The Cadet’s Creed

Critical Discourse in Archives Instruction

  • Kate Donley Norwich University
Keywords: Critical Discourse Studies, Critical Discourse Analysis, Critical Pedagogy, civil discourse, public speaking, archives instruction, primary source research, Norwich University, eugenics

Abstract

The Cadet’s Creed was written by a Norwich University professor in 1927 and is a key text for the university’s present-day Corps of Cadets. This autoethnographic essay uses the lens of Critical Discourse Studies (CDS) to reflect on a project in a Public Speaking class that explored the historical and contemporary dimensions of the Creed, particularly the author’s little-known connection to the Vermont Eugenics Survey.

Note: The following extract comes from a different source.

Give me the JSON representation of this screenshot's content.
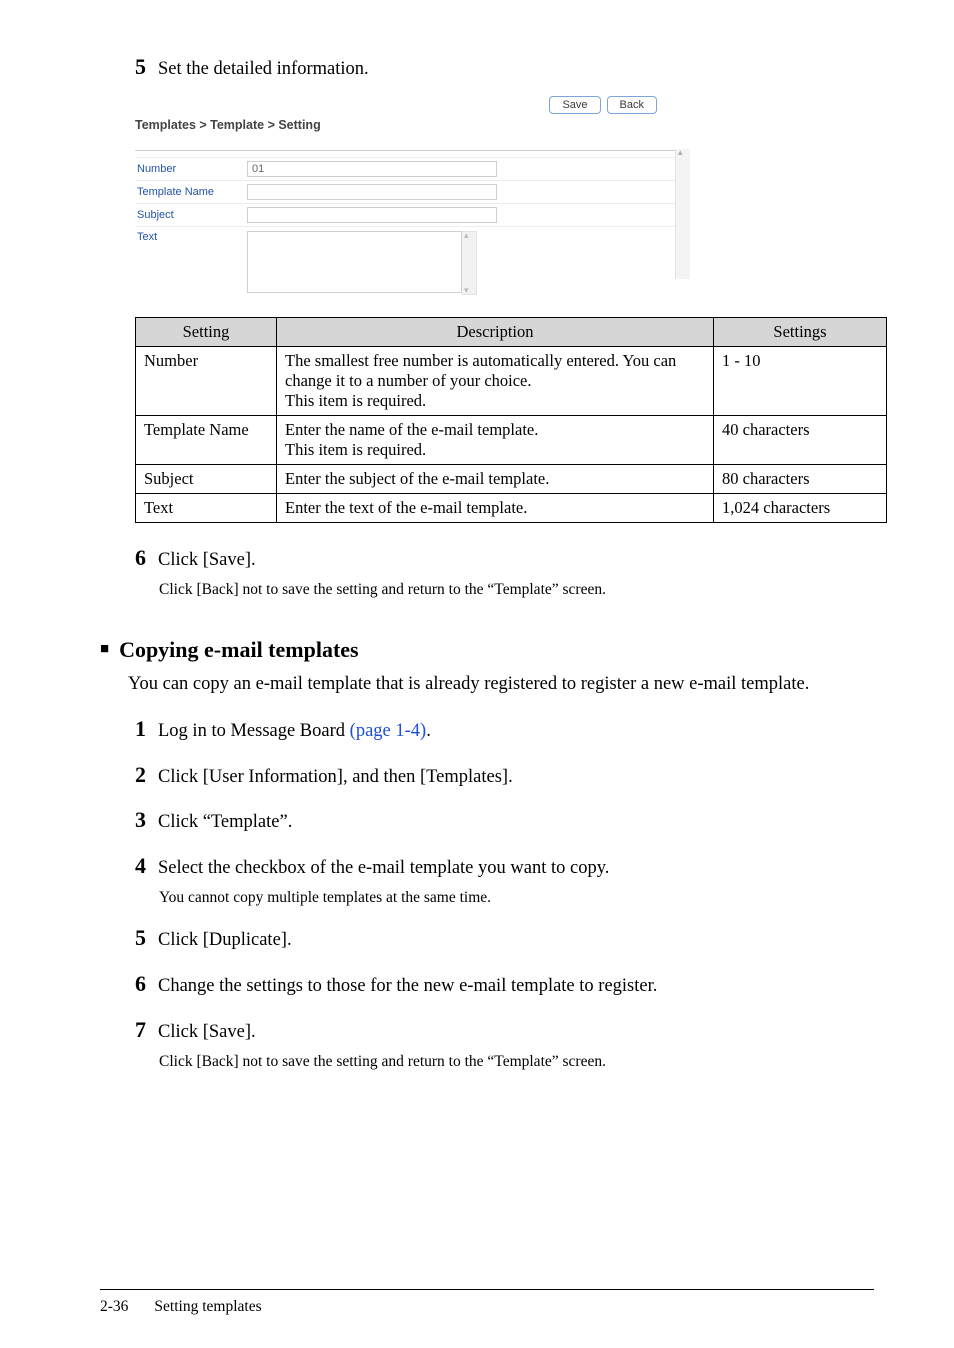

This text has a multimedia presence and can be found on the campus website, in published documents, on plaques, and also in spoken performance when cadets recite it to affirm their loyalty to Norwich and the Corps. Today, Norwich University has two student populations, military cadets who study alongside “civilian” students. Both groups were challenged yet ultimately affirmed by this difficult project. Student reflections demonstrate that CDS can draw students into a nationwide conversation that attempts to reconcile historic institutional artifacts with contemporary society.

Author Biography

Kate Donley, Norwich University
Lecturer, Department of English and Communications
Published
2019-12-12
Section
Articles